Input for this task START

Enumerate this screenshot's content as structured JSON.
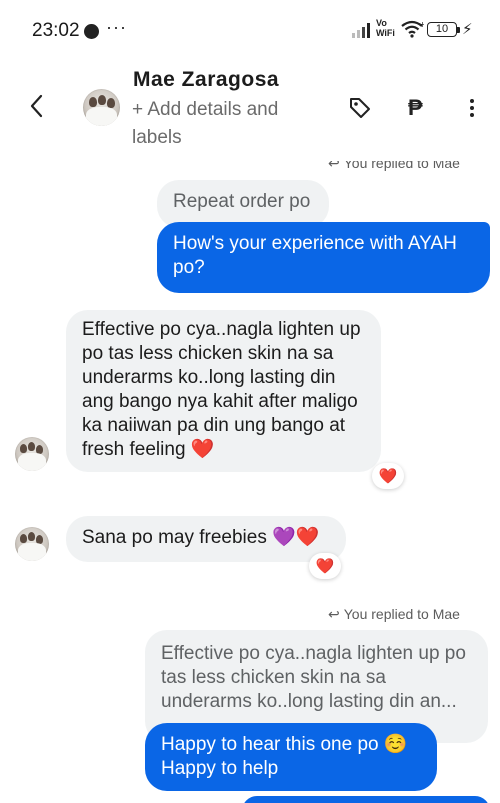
{
  "status_bar": {
    "time": "23:02",
    "more": "···",
    "vowifi": "Vo WiFi",
    "battery": "10",
    "icons": [
      "signal-icon",
      "wifi-icon",
      "battery-icon",
      "charging-icon"
    ]
  },
  "header": {
    "contact_name": "Mae Zaragosa",
    "subtitle": "+ Add details and labels",
    "peso_symbol": "₱",
    "icons": [
      "back-arrow-icon",
      "tag-icon",
      "peso-icon",
      "more-vertical-icon"
    ]
  },
  "messages": {
    "replied_top": "You replied to Mae",
    "quoted_1": "Repeat order po",
    "sent_1": "How's your experience with AYAH po?",
    "received_1": "Effective po cya..nagla lighten up po tas less chicken skin na sa underarms ko..long lasting din ang bango nya kahit after maligo ka naiiwan pa din ung bango at fresh feeling",
    "received_1_emoji": "❤️",
    "received_1_reaction": "❤️",
    "received_2": "Sana po may freebies",
    "received_2_emoji": "💜❤️",
    "received_2_reaction": "❤️",
    "replied_bottom": "You replied to Mae",
    "quoted_2": "Effective po cya..nagla lighten up po tas less chicken skin na sa underarms ko..long lasting din an...",
    "sent_2_line1": "Happy to hear this one po ☺️",
    "sent_2_line2": "Happy to help"
  },
  "colors": {
    "sent_bubble": "#0a66e6",
    "received_bubble": "#f0f2f3",
    "reaction_heart": "#e0243a"
  }
}
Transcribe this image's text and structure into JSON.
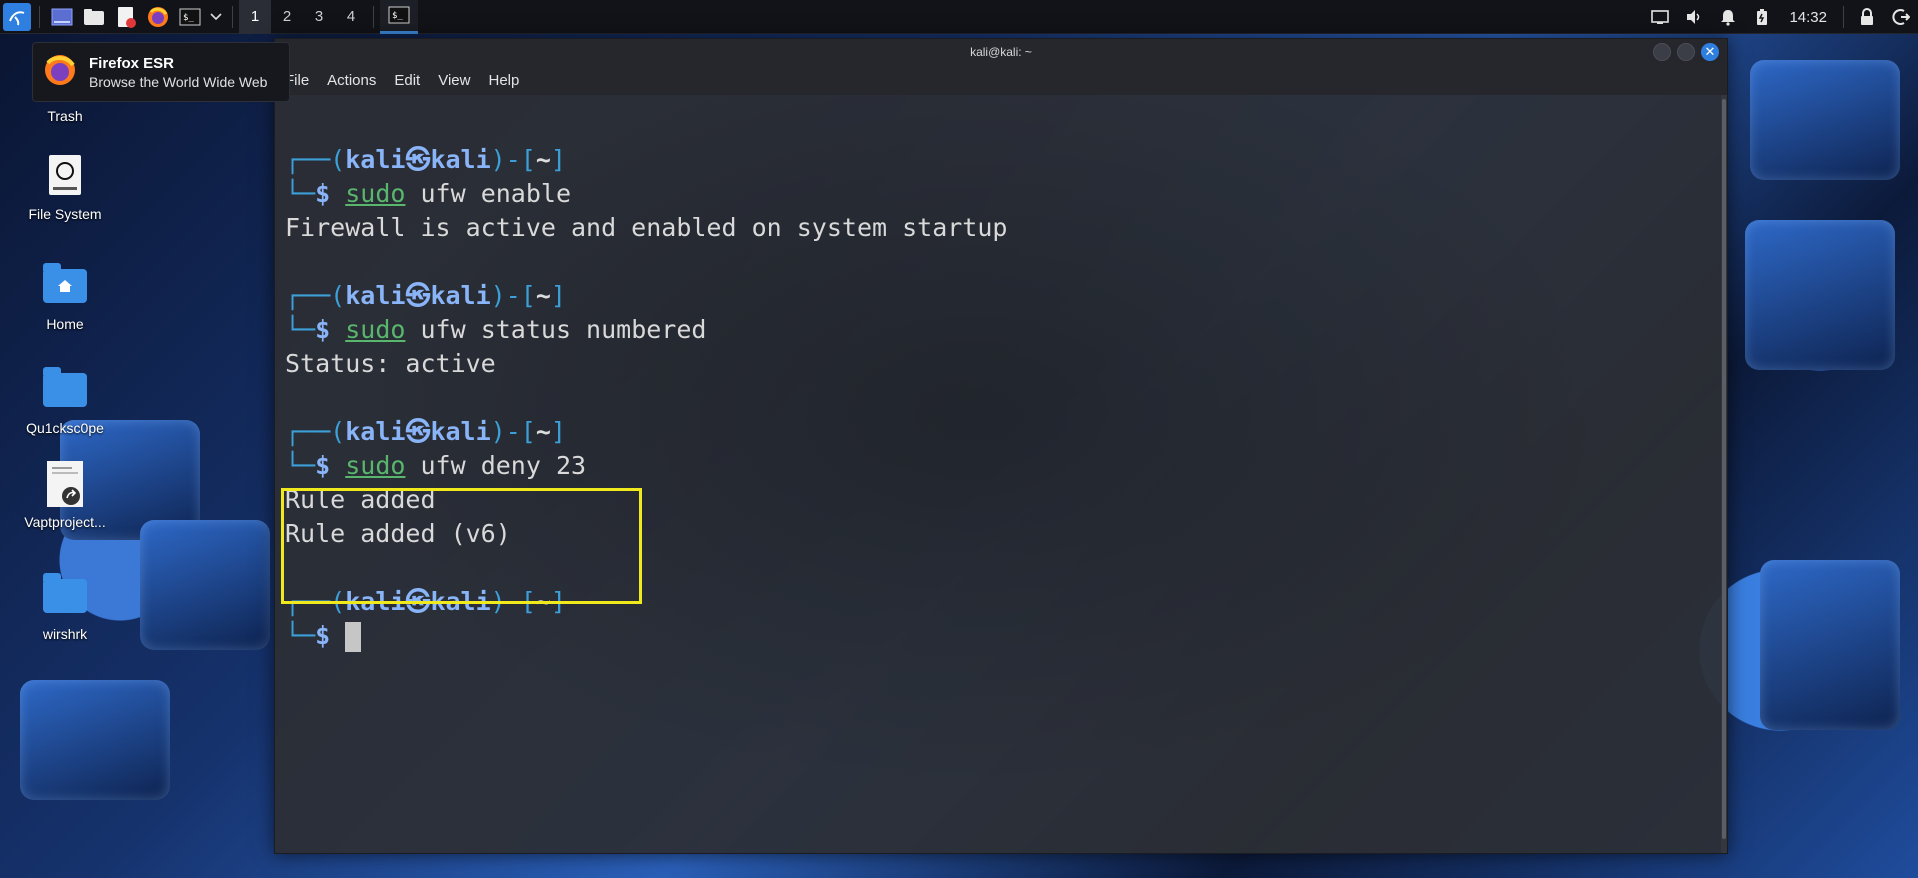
{
  "taskbar": {
    "workspaces": [
      "1",
      "2",
      "3",
      "4"
    ],
    "active_workspace": "1",
    "clock": "14:32"
  },
  "tooltip": {
    "title": "Firefox ESR",
    "subtitle": "Browse the World Wide Web"
  },
  "desktop": {
    "icons": [
      {
        "label": "Trash",
        "icon": "trash-icon"
      },
      {
        "label": "File System",
        "icon": "drive-icon"
      },
      {
        "label": "Home",
        "icon": "home-folder-icon"
      },
      {
        "label": "Qu1cksc0pe",
        "icon": "folder-icon"
      },
      {
        "label": "Vaptproject...",
        "icon": "document-shortcut-icon"
      },
      {
        "label": "wirshrk",
        "icon": "folder-icon"
      }
    ]
  },
  "window": {
    "title": "kali@kali: ~",
    "menu": [
      "File",
      "Actions",
      "Edit",
      "View",
      "Help"
    ]
  },
  "terminal": {
    "prompt_user": "kali",
    "prompt_host": "kali",
    "prompt_dir": "~",
    "sessions": [
      {
        "cmd": "sudo",
        "args": " ufw enable",
        "output": [
          "Firewall is active and enabled on system startup"
        ]
      },
      {
        "cmd": "sudo",
        "args": " ufw status numbered",
        "output": [
          "Status: active"
        ]
      },
      {
        "cmd": "sudo",
        "args": " ufw deny 23",
        "output": [
          "Rule added",
          "Rule added (v6)"
        ]
      }
    ]
  },
  "colors": {
    "accent": "#2f7fe0",
    "highlight": "#f0ea1c",
    "prompt_bracket": "#3c9fd8",
    "prompt_user": "#8ab4f8",
    "command": "#58b76c"
  }
}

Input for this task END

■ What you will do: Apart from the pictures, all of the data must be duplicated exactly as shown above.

■ Task result:
Enumerate this screenshot's content as structured JSON.
{
  "status_bar": {
    "time": "23:02",
    "more": "···",
    "vowifi": "Vo WiFi",
    "battery": "10",
    "icons": [
      "signal-icon",
      "wifi-icon",
      "battery-icon",
      "charging-icon"
    ]
  },
  "header": {
    "contact_name": "Mae Zaragosa",
    "subtitle": "+ Add details and labels",
    "peso_symbol": "₱",
    "icons": [
      "back-arrow-icon",
      "tag-icon",
      "peso-icon",
      "more-vertical-icon"
    ]
  },
  "messages": {
    "replied_top": "You replied to Mae",
    "quoted_1": "Repeat order po",
    "sent_1": "How's your experience with AYAH po?",
    "received_1": "Effective po cya..nagla lighten up po tas less chicken skin na sa underarms ko..long lasting din ang bango nya kahit after maligo ka naiiwan pa din ung bango at fresh feeling",
    "received_1_emoji": "❤️",
    "received_1_reaction": "❤️",
    "received_2": "Sana po may freebies",
    "received_2_emoji": "💜❤️",
    "received_2_reaction": "❤️",
    "replied_bottom": "You replied to Mae",
    "quoted_2": "Effective po cya..nagla lighten up po tas less chicken skin na sa underarms ko..long lasting din an...",
    "sent_2_line1": "Happy to hear this one po ☺️",
    "sent_2_line2": "Happy to help"
  },
  "colors": {
    "sent_bubble": "#0a66e6",
    "received_bubble": "#f0f2f3",
    "reaction_heart": "#e0243a"
  }
}
Transcribe this image's text and structure into JSON.
{
  "taskbar": {
    "workspaces": [
      "1",
      "2",
      "3",
      "4"
    ],
    "active_workspace": "1",
    "clock": "14:32"
  },
  "tooltip": {
    "title": "Firefox ESR",
    "subtitle": "Browse the World Wide Web"
  },
  "desktop": {
    "icons": [
      {
        "label": "Trash",
        "icon": "trash-icon"
      },
      {
        "label": "File System",
        "icon": "drive-icon"
      },
      {
        "label": "Home",
        "icon": "home-folder-icon"
      },
      {
        "label": "Qu1cksc0pe",
        "icon": "folder-icon"
      },
      {
        "label": "Vaptproject...",
        "icon": "document-shortcut-icon"
      },
      {
        "label": "wirshrk",
        "icon": "folder-icon"
      }
    ]
  },
  "window": {
    "title": "kali@kali: ~",
    "menu": [
      "File",
      "Actions",
      "Edit",
      "View",
      "Help"
    ]
  },
  "terminal": {
    "prompt_user": "kali",
    "prompt_host": "kali",
    "prompt_dir": "~",
    "sessions": [
      {
        "cmd": "sudo",
        "args": " ufw enable",
        "output": [
          "Firewall is active and enabled on system startup"
        ]
      },
      {
        "cmd": "sudo",
        "args": " ufw status numbered",
        "output": [
          "Status: active"
        ]
      },
      {
        "cmd": "sudo",
        "args": " ufw deny 23",
        "output": [
          "Rule added",
          "Rule added (v6)"
        ]
      }
    ]
  },
  "colors": {
    "accent": "#2f7fe0",
    "highlight": "#f0ea1c",
    "prompt_bracket": "#3c9fd8",
    "prompt_user": "#8ab4f8",
    "command": "#58b76c"
  }
}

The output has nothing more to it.